== TASK DIRECTIONS ==
Look through the records and copy each line with the string "Applications" in it.

Stored data:
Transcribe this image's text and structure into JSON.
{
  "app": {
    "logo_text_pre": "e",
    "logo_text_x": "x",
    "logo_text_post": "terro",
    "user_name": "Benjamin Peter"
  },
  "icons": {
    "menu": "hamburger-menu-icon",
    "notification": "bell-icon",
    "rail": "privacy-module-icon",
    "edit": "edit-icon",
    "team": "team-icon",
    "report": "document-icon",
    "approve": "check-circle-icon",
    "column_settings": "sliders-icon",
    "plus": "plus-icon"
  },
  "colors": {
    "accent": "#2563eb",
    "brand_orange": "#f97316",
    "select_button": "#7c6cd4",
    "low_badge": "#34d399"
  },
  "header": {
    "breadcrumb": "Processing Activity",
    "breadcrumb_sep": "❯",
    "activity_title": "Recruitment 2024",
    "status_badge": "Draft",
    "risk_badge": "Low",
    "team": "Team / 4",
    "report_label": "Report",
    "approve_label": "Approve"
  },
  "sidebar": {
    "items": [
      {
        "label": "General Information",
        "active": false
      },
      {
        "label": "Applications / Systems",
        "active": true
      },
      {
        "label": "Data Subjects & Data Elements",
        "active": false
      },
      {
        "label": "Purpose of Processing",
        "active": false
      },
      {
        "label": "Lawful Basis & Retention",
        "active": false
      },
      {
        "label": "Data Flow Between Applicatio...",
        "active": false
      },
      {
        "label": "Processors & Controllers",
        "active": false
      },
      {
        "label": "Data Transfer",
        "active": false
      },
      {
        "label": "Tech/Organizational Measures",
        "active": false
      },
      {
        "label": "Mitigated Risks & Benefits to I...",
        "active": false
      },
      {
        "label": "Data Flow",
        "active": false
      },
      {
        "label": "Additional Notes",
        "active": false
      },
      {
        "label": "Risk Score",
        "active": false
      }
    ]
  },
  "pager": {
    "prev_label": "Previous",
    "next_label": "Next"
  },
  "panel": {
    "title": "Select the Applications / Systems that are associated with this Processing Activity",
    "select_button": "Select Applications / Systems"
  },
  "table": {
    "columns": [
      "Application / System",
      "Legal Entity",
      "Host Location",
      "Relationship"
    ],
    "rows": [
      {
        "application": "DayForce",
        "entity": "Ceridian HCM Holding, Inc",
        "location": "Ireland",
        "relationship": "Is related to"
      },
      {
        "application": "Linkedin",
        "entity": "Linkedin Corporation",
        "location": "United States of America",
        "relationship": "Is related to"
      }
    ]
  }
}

== RESPONSE AREA ==
        "label": "Applications / Systems",
    "title": "Select the Applications / Systems that are associated with this Processing Activity",
    "select_button": "Select Applications / Systems"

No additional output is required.